In the late 19th century, a French obstetrician named Stephane Tarnier figured out how the infant incubator could save the lives of millions of premature babies. It was not an immediate success in this country, however. Physicians in the United States scoffed at the concept and, for years, babies in incubators were literally seen only in carnival sideshows between the bearded lady and the tattooed man. No one can calculate how many lives were lost because an important medical innovation was not made immediately available to patients.
The lesson learned over 100 years ago carries even greater importance today. Humankind will eventually find solutions to its most daunting problems. Breakthroughs are the rule, not the exception. It is society’s responsibility to respond swiftly and decisively to scientific progress so that pain and suffering can give way to health and longevity.
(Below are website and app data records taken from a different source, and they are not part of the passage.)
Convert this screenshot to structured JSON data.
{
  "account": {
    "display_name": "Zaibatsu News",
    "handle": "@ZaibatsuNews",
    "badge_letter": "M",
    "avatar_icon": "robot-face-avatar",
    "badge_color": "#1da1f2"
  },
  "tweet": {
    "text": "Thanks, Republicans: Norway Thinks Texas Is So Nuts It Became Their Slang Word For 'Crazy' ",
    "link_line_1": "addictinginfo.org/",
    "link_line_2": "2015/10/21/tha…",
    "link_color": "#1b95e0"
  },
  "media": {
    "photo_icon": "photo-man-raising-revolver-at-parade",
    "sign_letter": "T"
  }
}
But here’s the $200 billion (the approximate medical costs in the United States from Alzheimer’s and dementia) question: If an effective new Alzheimer’s treatment is approved by the Food and Drug Administration in the next five years, will we be ready to deliver it to every individual who can benefit from it? As of right now, the answer is a distressing NO, but we have time to correct our course and take the steps necessary to avoid an infant incubator reprise. Within the public policy and medical communities, there are a number of priorities that need to be immediately addressed:
Making life-changing innovations affordable for patients. The finger-pointing war over drug prices, heightened by the development of a Hepatitis C cure and major advances in cancer therapies, has to give way to a constructive movement aimed at crafting innovation-friendly payment mechanisms with payers and manufacturers to make sure new therapies are widely accessible. Medicare and private insurers also need to appreciate that not paying for first generation disease-modifying drugs will chill the investment needed in the next generation of products required to realize the health system savings that will accompany continuous innovation in biopharmaceutical preventive drugs.
Fixing the Alzheimer’s diagnostic problem. In our country, there is a little-known disparity when it comes to diagnostic care. If you are diagnosed with cancer, nine times out of 10 your doctor is going to tell you. If you have Alzheimer’s disease, 55 percent of the time physicians keep that diagnosis to themselves. Alzheimer’s is the only one of this nation’s leading causes of death that cannot be prevented, stopped or slowed and, thus, doctors may see it as an act of mercy to refrain from sharing such dismal information. As we move closer to effective treatments, candid and accurate diagnostic care is vital.
Training for front-line physicians to prevent, diagnose and treat Alzheimer’s. Enhancing geriatric workforce education, including within primary care, is of utmost importance. In addition, there are 7,000 geriatricians in the United States. With 10,000 baby boomers becoming Medicare-eligible each day, we will need 30,000 doctors in this specialty by the year 2030 just to keep pace with patient demand. Right now, the trend in medical schools is going the other way. The number of students choosing a geriatric track is in decline, and one reason is because a geriatrics practice is not sustainable financially with a 100 percent Medicare payer mix. Other specialties see a mix of payers.
Exacerbating this problem is the difficulty seniors experiencing cognitive challenges have in seeing a memory care specialist, like a neurologist, with a 35-day lead time to make an appointment, on average. Given the fact that many of the new Alzheimer’s drugs in the pipeline are going to be administered by infusion, we need to focus on building a health care workforce trained to treat our changing – and aging – population.
Those of us who have been involved with UsAgainstAlzheimer’s, devoting years to fight this pernicious, dehumanizing disease, have never witnessed the growing optimism we’re seeing today over the possibility of a disease-altering therapeutic breakthrough. It would be a tragedy if we see medical history made only to repeat the mistakes of the past and not be able to deliver that new therapy to those with or at risk of this cruel disease.
Morgan, a distinguished professor of the College of Medicine and Molecular Pharmacology and Physiology at the University of South Florida, and CEO of the Byrd Alzheimer's Institute, and George Vradenburg, co-founder and chairman of UsAgainstAlzheimer’s.